**Instructions for the task:**
Nothing but the lines from the one showing "Give me the" through the final line of the data below belongs in the answer, duplicated exactly and without pictures.

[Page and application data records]
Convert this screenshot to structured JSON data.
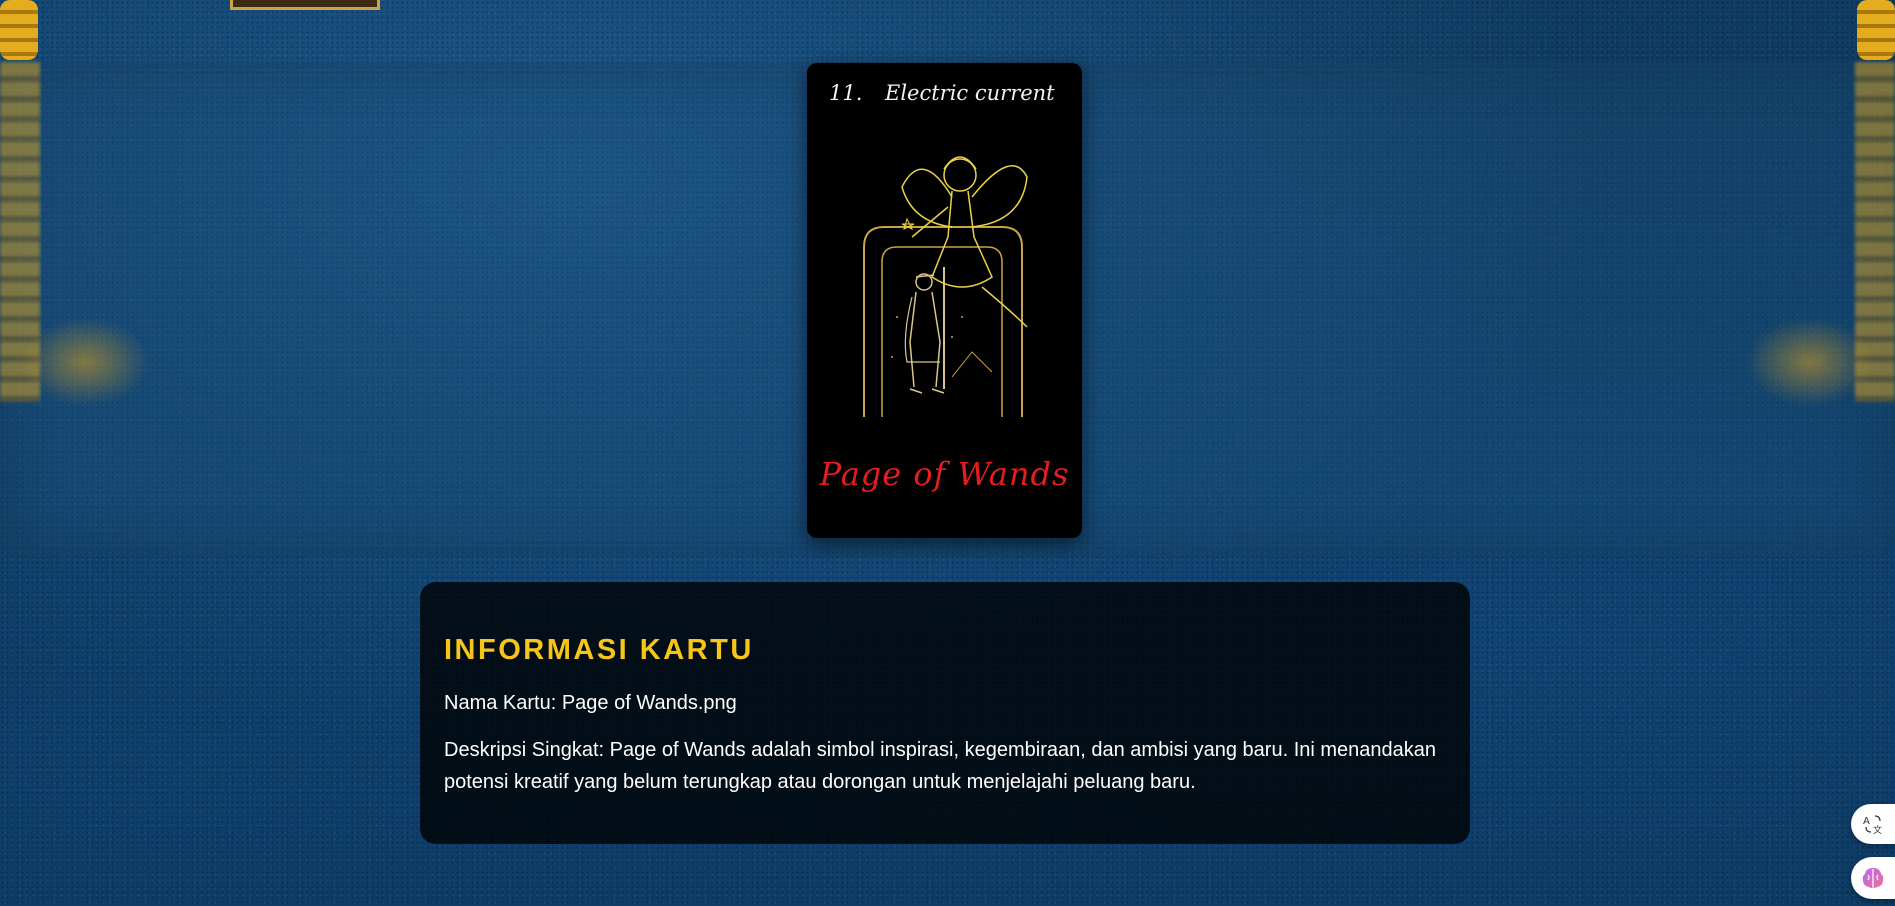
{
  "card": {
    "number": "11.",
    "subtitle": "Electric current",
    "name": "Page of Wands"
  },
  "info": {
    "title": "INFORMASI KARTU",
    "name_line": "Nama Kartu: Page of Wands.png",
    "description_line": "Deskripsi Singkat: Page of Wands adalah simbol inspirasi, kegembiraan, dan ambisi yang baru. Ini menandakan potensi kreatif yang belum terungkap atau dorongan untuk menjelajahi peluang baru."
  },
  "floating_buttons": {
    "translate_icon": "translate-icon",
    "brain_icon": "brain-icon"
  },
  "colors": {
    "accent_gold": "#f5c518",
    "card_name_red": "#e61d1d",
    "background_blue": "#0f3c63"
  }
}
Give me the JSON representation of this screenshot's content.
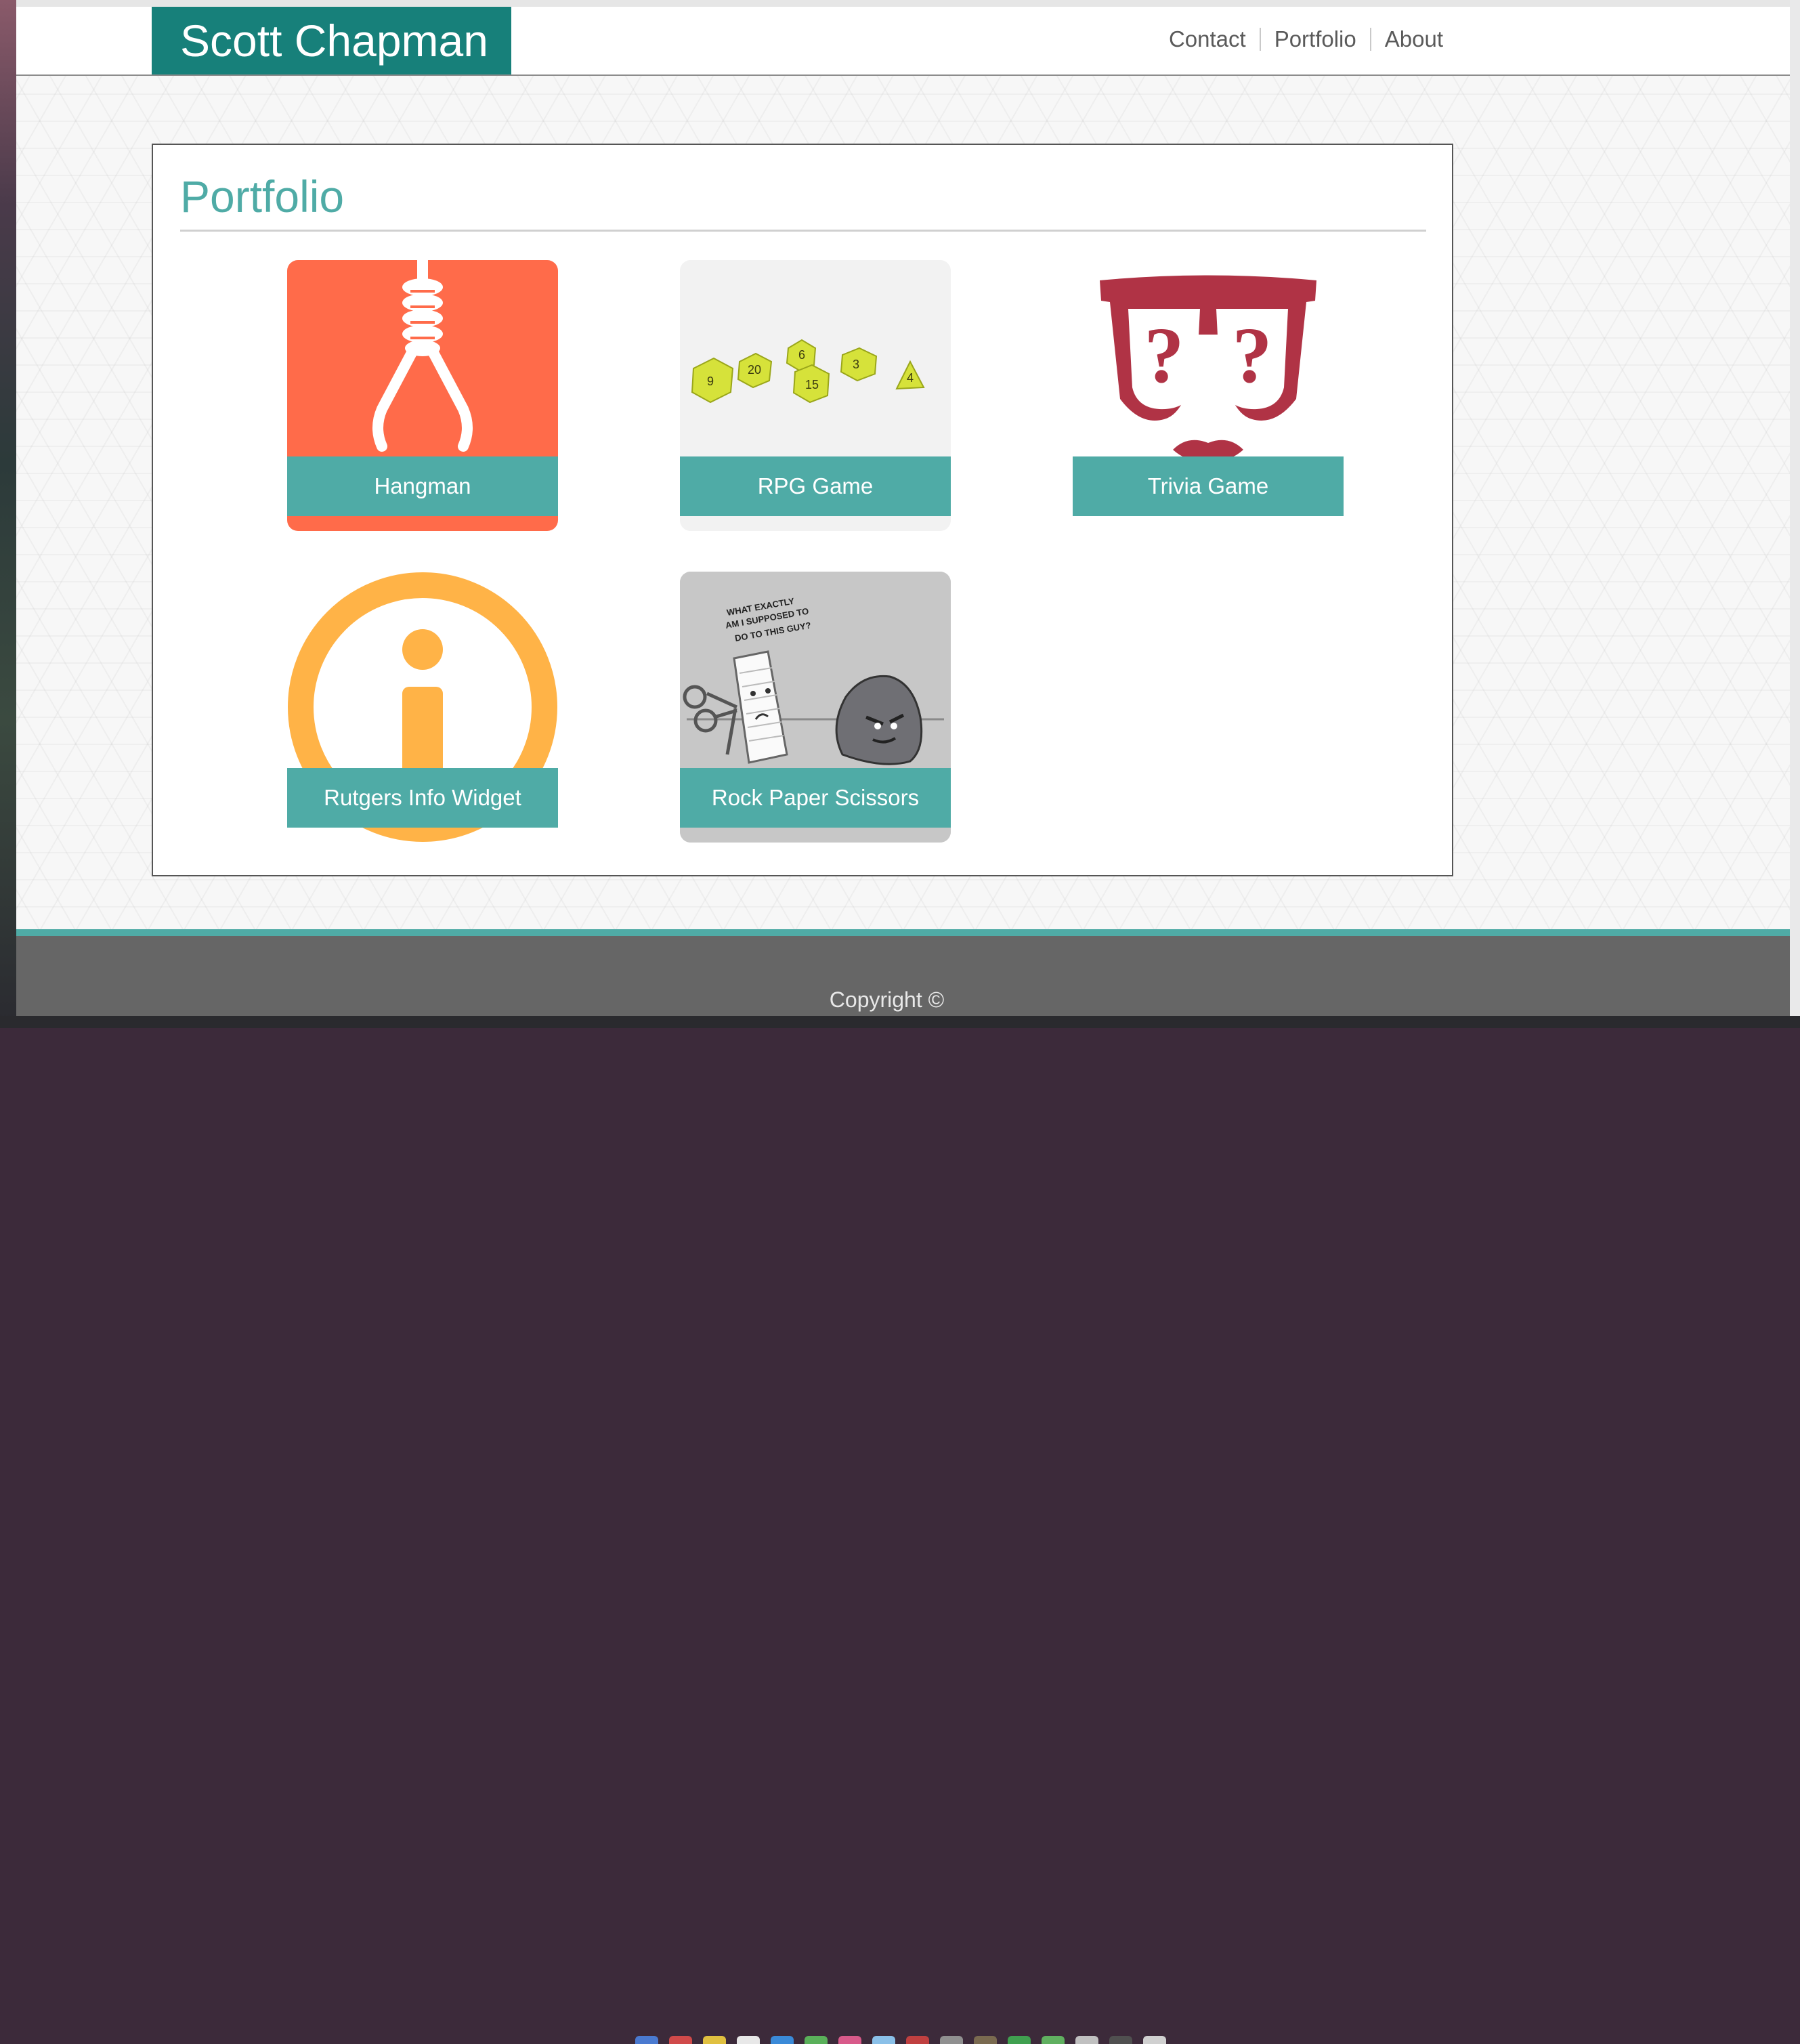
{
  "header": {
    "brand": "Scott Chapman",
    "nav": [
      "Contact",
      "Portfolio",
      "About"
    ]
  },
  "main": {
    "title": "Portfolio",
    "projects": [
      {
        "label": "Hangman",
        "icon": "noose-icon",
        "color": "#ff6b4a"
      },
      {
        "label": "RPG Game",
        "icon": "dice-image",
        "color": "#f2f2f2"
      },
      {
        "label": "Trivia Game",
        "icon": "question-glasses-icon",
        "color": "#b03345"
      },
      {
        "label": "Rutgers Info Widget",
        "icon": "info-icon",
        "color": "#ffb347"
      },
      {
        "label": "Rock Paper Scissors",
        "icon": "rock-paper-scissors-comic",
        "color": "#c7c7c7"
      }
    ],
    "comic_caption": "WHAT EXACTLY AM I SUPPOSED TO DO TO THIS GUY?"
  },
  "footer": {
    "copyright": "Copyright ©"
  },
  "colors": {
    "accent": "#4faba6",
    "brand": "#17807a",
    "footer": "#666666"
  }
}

**Output below:**
Give me the JSON representation of this screenshot's content.
{
  "header": {
    "brand": "Scott Chapman",
    "nav": [
      "Contact",
      "Portfolio",
      "About"
    ]
  },
  "main": {
    "title": "Portfolio",
    "projects": [
      {
        "label": "Hangman",
        "icon": "noose-icon",
        "color": "#ff6b4a"
      },
      {
        "label": "RPG Game",
        "icon": "dice-image",
        "color": "#f2f2f2"
      },
      {
        "label": "Trivia Game",
        "icon": "question-glasses-icon",
        "color": "#b03345"
      },
      {
        "label": "Rutgers Info Widget",
        "icon": "info-icon",
        "color": "#ffb347"
      },
      {
        "label": "Rock Paper Scissors",
        "icon": "rock-paper-scissors-comic",
        "color": "#c7c7c7"
      }
    ],
    "comic_caption": "WHAT EXACTLY AM I SUPPOSED TO DO TO THIS GUY?"
  },
  "footer": {
    "copyright": "Copyright ©"
  },
  "colors": {
    "accent": "#4faba6",
    "brand": "#17807a",
    "footer": "#666666"
  }
}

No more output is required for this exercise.